> **TASK ITEM**
Read the data, and whenever a line holds the word "code", report that line.

> **SUPPLIED ENTRIES**

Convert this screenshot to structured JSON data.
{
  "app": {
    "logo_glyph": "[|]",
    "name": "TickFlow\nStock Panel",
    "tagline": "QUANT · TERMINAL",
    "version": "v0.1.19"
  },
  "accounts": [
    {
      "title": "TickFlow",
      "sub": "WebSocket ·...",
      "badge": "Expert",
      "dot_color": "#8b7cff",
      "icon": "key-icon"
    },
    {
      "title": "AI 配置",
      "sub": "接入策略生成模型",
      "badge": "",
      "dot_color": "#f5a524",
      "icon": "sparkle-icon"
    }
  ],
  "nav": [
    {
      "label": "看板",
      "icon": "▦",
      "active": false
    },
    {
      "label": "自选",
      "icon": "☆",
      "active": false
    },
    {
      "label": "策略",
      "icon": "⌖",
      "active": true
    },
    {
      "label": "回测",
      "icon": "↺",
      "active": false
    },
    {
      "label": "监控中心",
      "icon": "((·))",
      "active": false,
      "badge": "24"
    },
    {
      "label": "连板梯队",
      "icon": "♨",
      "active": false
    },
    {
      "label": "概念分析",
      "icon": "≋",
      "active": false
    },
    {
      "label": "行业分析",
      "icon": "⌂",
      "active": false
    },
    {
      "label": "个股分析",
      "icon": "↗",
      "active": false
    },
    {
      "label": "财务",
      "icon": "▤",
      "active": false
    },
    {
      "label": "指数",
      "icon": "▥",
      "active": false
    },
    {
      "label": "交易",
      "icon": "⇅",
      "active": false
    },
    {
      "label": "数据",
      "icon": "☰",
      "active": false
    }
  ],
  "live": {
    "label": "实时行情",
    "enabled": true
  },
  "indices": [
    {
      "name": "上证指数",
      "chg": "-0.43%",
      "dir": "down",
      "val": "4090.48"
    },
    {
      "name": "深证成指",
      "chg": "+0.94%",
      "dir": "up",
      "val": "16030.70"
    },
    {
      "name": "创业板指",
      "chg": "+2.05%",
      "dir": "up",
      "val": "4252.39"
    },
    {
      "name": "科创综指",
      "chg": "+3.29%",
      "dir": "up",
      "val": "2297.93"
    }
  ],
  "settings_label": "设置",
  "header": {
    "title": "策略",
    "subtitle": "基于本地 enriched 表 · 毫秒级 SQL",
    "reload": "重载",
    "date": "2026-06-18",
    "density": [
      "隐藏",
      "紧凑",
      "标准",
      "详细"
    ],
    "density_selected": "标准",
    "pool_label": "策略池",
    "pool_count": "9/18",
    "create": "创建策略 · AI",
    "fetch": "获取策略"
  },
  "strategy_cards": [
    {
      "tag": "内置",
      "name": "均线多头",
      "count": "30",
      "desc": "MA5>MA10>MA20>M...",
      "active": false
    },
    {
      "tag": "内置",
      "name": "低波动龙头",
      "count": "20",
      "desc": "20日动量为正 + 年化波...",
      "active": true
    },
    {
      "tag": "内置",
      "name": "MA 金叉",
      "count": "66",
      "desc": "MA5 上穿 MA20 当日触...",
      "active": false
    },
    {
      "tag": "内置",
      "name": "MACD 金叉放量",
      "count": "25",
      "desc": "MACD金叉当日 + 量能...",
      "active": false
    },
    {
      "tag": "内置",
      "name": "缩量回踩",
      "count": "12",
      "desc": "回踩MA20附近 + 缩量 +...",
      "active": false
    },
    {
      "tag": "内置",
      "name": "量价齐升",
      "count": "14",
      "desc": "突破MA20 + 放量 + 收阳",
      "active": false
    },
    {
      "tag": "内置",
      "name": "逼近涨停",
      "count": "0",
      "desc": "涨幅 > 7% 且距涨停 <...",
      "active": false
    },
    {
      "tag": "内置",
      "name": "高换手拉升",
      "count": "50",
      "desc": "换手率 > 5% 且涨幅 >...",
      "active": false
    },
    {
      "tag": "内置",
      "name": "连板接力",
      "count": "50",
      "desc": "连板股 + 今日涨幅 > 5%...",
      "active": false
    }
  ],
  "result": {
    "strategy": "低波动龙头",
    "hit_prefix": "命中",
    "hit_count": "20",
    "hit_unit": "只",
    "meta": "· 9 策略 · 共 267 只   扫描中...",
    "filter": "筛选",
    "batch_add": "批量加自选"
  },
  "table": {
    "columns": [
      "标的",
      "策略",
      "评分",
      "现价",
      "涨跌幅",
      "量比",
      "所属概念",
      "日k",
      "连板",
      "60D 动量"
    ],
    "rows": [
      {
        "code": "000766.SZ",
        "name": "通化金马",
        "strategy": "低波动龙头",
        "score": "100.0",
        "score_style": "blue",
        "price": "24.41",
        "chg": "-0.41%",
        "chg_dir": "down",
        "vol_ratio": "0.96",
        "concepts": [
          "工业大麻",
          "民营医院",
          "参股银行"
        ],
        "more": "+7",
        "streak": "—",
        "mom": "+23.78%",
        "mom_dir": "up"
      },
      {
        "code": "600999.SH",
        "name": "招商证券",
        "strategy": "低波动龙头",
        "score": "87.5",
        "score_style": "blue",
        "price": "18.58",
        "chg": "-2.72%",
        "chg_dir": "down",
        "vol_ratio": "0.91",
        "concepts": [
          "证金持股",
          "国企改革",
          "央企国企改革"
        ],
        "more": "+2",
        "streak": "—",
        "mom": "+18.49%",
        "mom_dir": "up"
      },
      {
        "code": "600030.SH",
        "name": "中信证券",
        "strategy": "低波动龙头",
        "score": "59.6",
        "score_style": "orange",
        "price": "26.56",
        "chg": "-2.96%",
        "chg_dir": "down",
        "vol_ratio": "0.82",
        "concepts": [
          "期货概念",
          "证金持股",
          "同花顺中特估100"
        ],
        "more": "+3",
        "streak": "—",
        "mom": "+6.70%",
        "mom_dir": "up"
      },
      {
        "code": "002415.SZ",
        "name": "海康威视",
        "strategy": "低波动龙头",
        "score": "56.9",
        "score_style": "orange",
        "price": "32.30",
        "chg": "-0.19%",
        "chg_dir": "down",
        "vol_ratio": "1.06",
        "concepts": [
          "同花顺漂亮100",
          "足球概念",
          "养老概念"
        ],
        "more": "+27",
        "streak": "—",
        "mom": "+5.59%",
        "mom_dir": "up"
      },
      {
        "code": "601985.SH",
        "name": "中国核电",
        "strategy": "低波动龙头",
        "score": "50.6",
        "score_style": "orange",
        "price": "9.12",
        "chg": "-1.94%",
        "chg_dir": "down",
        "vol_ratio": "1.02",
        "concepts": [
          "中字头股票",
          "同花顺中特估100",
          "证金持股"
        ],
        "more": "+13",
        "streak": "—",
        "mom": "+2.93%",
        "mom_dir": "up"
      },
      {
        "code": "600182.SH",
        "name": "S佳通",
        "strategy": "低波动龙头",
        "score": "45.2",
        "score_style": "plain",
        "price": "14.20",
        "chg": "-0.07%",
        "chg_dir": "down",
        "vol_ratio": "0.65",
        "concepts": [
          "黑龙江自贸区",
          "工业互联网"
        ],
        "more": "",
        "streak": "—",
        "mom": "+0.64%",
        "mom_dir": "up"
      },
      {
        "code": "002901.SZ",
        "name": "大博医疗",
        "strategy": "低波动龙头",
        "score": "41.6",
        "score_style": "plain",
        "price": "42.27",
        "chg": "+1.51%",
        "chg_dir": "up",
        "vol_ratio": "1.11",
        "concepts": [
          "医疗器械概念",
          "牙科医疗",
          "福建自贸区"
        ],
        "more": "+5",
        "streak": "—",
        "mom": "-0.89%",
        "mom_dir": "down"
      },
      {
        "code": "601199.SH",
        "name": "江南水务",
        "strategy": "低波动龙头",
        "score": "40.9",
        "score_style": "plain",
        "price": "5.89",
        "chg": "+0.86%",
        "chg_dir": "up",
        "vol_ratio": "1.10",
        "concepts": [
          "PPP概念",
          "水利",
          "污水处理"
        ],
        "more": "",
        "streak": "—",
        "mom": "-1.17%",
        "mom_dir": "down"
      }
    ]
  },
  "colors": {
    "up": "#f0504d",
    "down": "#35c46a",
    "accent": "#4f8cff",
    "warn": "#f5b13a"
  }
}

> **TASK OUTPUT**
        "code": "000766.SZ",
        "code": "600999.SH",
        "code": "600030.SH",
        "code": "002415.SZ",
        "code": "601985.SH",
        "code": "600182.SH",
        "code": "002901.SZ",
        "code": "601199.SH",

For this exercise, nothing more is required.